Brush the Day Away!

In case you have not heard us say it before, dental care for your pets is essential for their overall health and well-being! Just like it is important for you to get your teeth checked at least once a year, it is the same for your pets. Why is this so important? Dental disease affects up to 80% of animals three years and older. These diseases, though harmful in their own right, can also lead to other serious health issues. Preventative care of your pet’s teeth can prevent high dental procedure costs in the future.

Do you know how many teeth your furry friend has? By the time your cats have their permanent teeth in; they will have 30 chompers that you need to help them keep healthy. For dogs, it is a whomping 42! That is a lot of pearly whites to help keep clean!

The earlier you start dental care, the easier it will be for you and your pet. Starting at a young age, owners should get their pets used to the touching and cleaning of their mouths. Over time, it will become easier and easier, until eventually it will become routine. When your pets are young, you will want to make sure that their deciduous teeth have come out and their permanent ones have come in with no problems. Your veterinarian will also check for any bite issues or jaw issues.

Once your pets have their permanent teeth, it is important for you to help keep them healthy and clean. There are many ways that you can do this. Talk to your veterinarian, who will be more than happy to give you a lesson in canine or feline teeth brushing. Be sure to use toothpaste that is specifically made for dogs and cats. DO NOT use human toothpaste! The ultimate goal is to be brushing their teeth every day (or at least every other day). Though this may not be easy at first, and they will probably resist, repetition will get them used to it.

You can also talk to your veterinarian about specific foods that can help maintain healthy teeth and gums. There are a variety of dental treats that you can use. Again, speak to your veterinarian and they can point you in the right direction.

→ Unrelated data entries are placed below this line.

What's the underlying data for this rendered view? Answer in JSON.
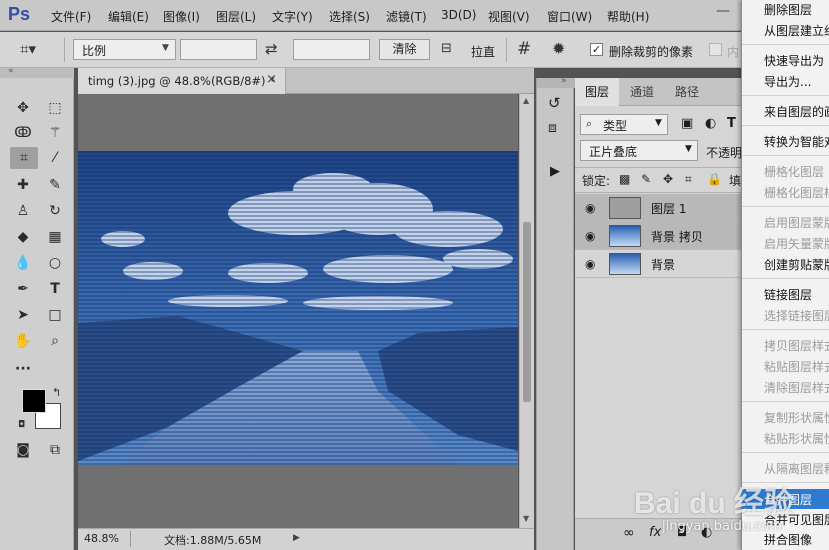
{
  "app": {
    "logo": "Ps"
  },
  "menu": [
    "文件(F)",
    "编辑(E)",
    "图像(I)",
    "图层(L)",
    "文字(Y)",
    "选择(S)",
    "滤镜(T)",
    "3D(D)",
    "视图(V)",
    "窗口(W)",
    "帮助(H)"
  ],
  "options": {
    "ratio_value": "比例",
    "clear_label": "清除",
    "straighten_label": "拉直",
    "delete_cropped_label": "删除裁剪的像素",
    "content_label": "内",
    "delete_cropped_checked": true
  },
  "document": {
    "tab_title": "timg (3).jpg @ 48.8%(RGB/8#) *",
    "close_glyph": "×"
  },
  "status": {
    "zoom": "48.8%",
    "doc_info": "文档:1.88M/5.65M"
  },
  "layers_panel": {
    "tabs": [
      "图层",
      "通道",
      "路径"
    ],
    "filter_kind": "类型",
    "blend_mode": "正片叠底",
    "opacity_label": "不透明",
    "lock_label": "锁定:",
    "fill_label": "填",
    "layers": [
      {
        "name": "图层 1",
        "selected": true,
        "thumb": "gray"
      },
      {
        "name": "背景 拷贝",
        "selected": true,
        "thumb": "image"
      },
      {
        "name": "背景",
        "selected": false,
        "thumb": "image"
      }
    ],
    "footer_icons": [
      "link-icon",
      "fx-icon"
    ]
  },
  "context_menu": {
    "items": [
      {
        "label": "删除图层",
        "disabled": false
      },
      {
        "label": "从图层建立组",
        "disabled": false
      },
      {
        "label": "快速导出为 P",
        "disabled": false
      },
      {
        "label": "导出为...",
        "disabled": false
      },
      {
        "label": "来自图层的画",
        "disabled": false
      },
      {
        "label": "转换为智能对",
        "disabled": false
      },
      {
        "label": "栅格化图层",
        "disabled": true
      },
      {
        "label": "栅格化图层样",
        "disabled": true
      },
      {
        "label": "启用图层蒙版",
        "disabled": true
      },
      {
        "label": "启用矢量蒙版",
        "disabled": true
      },
      {
        "label": "创建剪贴蒙版",
        "disabled": false
      },
      {
        "label": "链接图层",
        "disabled": false
      },
      {
        "label": "选择链接图层",
        "disabled": true
      },
      {
        "label": "拷贝图层样式",
        "disabled": true
      },
      {
        "label": "粘贴图层样式",
        "disabled": true
      },
      {
        "label": "清除图层样式",
        "disabled": true
      },
      {
        "label": "复制形状属性",
        "disabled": true
      },
      {
        "label": "粘贴形状属性",
        "disabled": true
      },
      {
        "label": "从隔离图层释",
        "disabled": true
      },
      {
        "label": "合并图层",
        "disabled": false,
        "highlighted": true
      },
      {
        "label": "合并可见图层",
        "disabled": false
      },
      {
        "label": "拼合图像",
        "disabled": false
      }
    ]
  },
  "watermark": {
    "text": "Bai du 经验",
    "url": "jingyan.baidu.com"
  },
  "colors": {
    "accent": "#2e7ad1",
    "image_tint": "#2c5596"
  }
}
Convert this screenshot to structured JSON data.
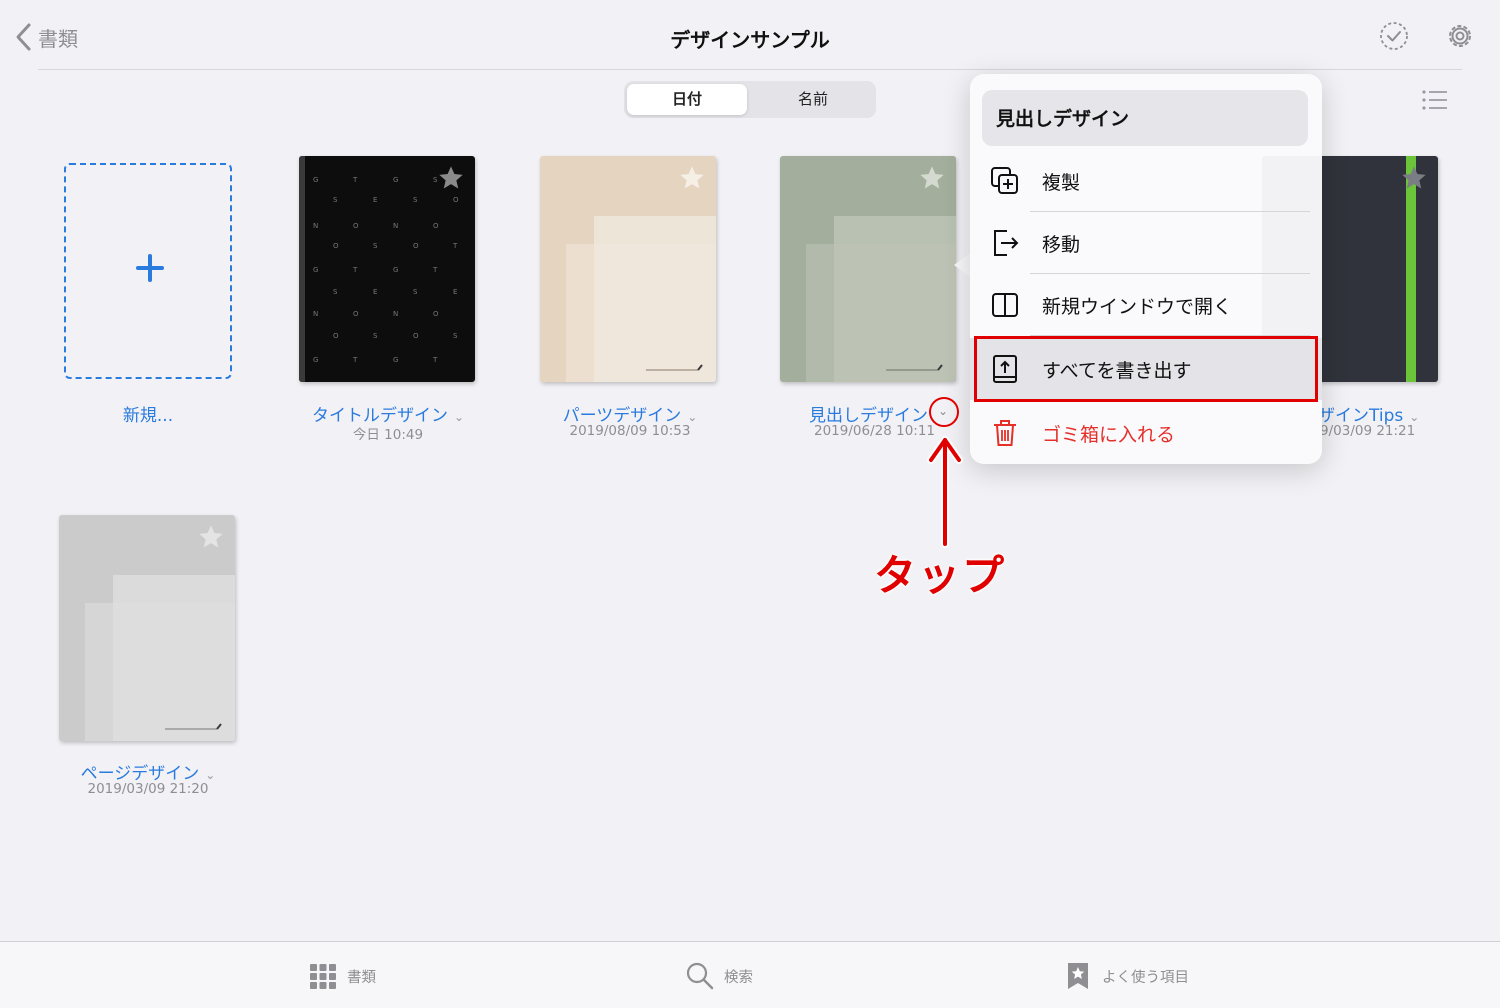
{
  "header": {
    "back_label": "書類",
    "title": "デザインサンプル",
    "select_icon": "checkmark-circle-icon",
    "settings_icon": "gear-icon"
  },
  "sort": {
    "options": [
      "日付",
      "名前"
    ],
    "selected": "日付"
  },
  "new_document": {
    "label": "新規..."
  },
  "documents": [
    {
      "name": "タイトルデザイン",
      "date": "今日 10:49"
    },
    {
      "name": "パーツデザイン",
      "date": "2019/08/09 10:53"
    },
    {
      "name": "見出しデザイン",
      "date": "2019/06/28 10:11"
    },
    {
      "name": "デザインTips",
      "date": "2019/03/09 21:21"
    },
    {
      "name": "ページデザイン",
      "date": "2019/03/09 21:20"
    }
  ],
  "visible_partial": {
    "doc3_name": "見出しデザイン",
    "doc4_name": "ザインTips",
    "doc4_date": "9/03/09 21:21"
  },
  "context_menu": {
    "title": "見出しデザイン",
    "items": [
      {
        "label": "複製",
        "icon": "duplicate-icon"
      },
      {
        "label": "移動",
        "icon": "move-icon"
      },
      {
        "label": "新規ウインドウで開く",
        "icon": "split-window-icon"
      },
      {
        "label": "すべてを書き出す",
        "icon": "export-icon",
        "highlighted": true
      },
      {
        "label": "ゴミ箱に入れる",
        "icon": "trash-icon",
        "destructive": true
      }
    ]
  },
  "annotation": {
    "text": "タップ",
    "color": "#e00000"
  },
  "tabbar": {
    "items": [
      {
        "label": "書類",
        "icon": "grid-icon"
      },
      {
        "label": "検索",
        "icon": "search-icon"
      },
      {
        "label": "よく使う項目",
        "icon": "bookmark-star-icon"
      }
    ]
  },
  "colors": {
    "accent": "#2a7bde",
    "destructive": "#e5302a",
    "highlight_box": "#e00000"
  }
}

If your pet is older and you have not been keeping up a good dental regimen with them, do not worry. It is not too late to start! The first thing you want to look for is the presence of any dental issues. Many times, bad breath can be an indicator that there may be a problem. Drooling, discomfort when eating (or not eating all together) and reluctance to play with toys can all be signs that your pet has a dental issue.

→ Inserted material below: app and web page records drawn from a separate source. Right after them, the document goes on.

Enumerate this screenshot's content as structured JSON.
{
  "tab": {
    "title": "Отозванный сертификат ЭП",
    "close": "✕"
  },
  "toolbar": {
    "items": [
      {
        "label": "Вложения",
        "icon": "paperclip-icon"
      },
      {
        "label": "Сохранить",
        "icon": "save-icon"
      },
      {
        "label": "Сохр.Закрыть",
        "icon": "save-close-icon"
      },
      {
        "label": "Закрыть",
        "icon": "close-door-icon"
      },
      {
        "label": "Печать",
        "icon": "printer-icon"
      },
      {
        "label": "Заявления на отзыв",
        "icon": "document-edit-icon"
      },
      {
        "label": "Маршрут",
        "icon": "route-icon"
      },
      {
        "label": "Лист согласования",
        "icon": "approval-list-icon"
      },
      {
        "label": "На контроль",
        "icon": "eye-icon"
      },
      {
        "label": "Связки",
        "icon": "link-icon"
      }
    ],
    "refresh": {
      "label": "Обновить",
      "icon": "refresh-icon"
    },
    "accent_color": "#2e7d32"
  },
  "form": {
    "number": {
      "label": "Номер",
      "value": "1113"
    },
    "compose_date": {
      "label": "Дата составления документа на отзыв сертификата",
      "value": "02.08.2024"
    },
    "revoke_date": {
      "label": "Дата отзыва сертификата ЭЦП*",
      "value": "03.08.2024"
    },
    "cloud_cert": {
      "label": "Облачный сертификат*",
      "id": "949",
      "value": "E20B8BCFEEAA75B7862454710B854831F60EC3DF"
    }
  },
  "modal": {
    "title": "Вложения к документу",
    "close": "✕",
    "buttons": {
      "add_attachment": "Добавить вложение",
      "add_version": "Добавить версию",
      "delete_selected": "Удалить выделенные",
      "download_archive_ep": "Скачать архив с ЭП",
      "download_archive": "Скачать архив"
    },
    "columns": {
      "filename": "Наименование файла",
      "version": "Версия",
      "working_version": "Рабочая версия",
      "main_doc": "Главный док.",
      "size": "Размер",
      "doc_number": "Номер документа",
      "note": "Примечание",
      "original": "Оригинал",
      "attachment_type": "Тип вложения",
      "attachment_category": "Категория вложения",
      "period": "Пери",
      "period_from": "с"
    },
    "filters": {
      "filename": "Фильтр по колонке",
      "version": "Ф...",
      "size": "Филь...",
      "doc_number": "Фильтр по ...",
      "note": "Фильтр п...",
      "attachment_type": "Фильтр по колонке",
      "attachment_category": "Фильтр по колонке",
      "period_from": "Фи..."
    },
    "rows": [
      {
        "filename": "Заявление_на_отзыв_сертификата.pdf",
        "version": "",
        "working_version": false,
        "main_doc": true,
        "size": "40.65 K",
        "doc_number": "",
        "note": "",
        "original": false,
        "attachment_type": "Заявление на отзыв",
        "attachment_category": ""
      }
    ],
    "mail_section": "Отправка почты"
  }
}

The best thing to do is book a dental exam and cleaning with your veterinarian. At the appointment, you can discuss specific ways to help ease your cat or dog into daily brushing and other maintenance. In the end, it is all about being proactive. The more you do by the way of maintenance, the less you will have to worry about dental disease causing pain and health problems for your pet!

By on February 7th, 2014 in Pet Care